Some microorganisms, such as the notorious
cryptosporidium, are highly resistant to chlorine, because
they produce hard shells known as cysts. Others, such as black
algae, produce slimy coats called biofilms, which also can be
tricky for chlorine to penetrate.
However, UV is often highly effective at breaking down these
defenses. By combining UV with chlorine, it’s possible to cut
through the organisms’ protective layers and attack their
vulnerable bodies and DNA — then oxidize and destroy the
remaining organic contaminants.

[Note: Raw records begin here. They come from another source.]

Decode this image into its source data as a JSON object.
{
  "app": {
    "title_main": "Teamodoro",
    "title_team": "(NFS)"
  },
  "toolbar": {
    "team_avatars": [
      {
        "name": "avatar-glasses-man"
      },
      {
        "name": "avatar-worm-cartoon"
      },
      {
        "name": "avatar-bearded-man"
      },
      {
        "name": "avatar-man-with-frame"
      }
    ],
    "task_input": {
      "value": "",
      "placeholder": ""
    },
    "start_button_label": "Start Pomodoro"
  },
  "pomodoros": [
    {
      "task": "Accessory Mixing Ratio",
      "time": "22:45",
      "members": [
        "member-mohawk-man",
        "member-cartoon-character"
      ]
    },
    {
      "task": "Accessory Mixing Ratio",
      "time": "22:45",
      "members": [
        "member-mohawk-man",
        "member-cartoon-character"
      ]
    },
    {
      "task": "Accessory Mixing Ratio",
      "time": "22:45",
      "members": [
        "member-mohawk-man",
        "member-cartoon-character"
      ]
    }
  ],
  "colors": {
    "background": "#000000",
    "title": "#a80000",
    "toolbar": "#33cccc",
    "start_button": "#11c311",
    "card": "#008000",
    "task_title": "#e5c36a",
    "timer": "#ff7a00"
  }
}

This “one-two punch”
can keep even a large public pool free from infectious and
otherwise annoying invaders.
It’s also important to note than UV rays only attack organic
matter in areas they can directly reach — so if corners of
the pool are “in shadow,” so to speak, other
disinfection methods will be necessary for keeping those areas
clear of algae and bacterial growth.
To ensure that the UV lamp is as effective as possible, it pays to
examine the shape of the pool carefully, and place the lamp in a
location where its rays will reach as many surfaces as possible.
Another alternative is to install an inline UV system, which bathes
a closed chamber in UV light as water continually flows through
Finally, it’s worth mentioning that UV won’t have an
effect against metal stains or phosphates — these issues will
need to be treated with other chemical solutions, such as
sequestrants and phosphate removers. However, if levels of these
chemicals are kept within acceptable ranges, UV will prove a
powerful ally against any unwanted microbes that try to move
The bottom line is, there’s no end-all system for treating a
pool — no perfect solution that kills every organism in the
water, produces no disinfection byproducts, and operates in a way
that’s completely safe and green. Still, the highest priority
is to keep swimmers free from infection and irritation — even
if the best way to do that is different for every pool. A working
understanding of how UV disinfection can fit into an overall
sanitation scheme will inform much clearer decisions about how best
to apply this technology.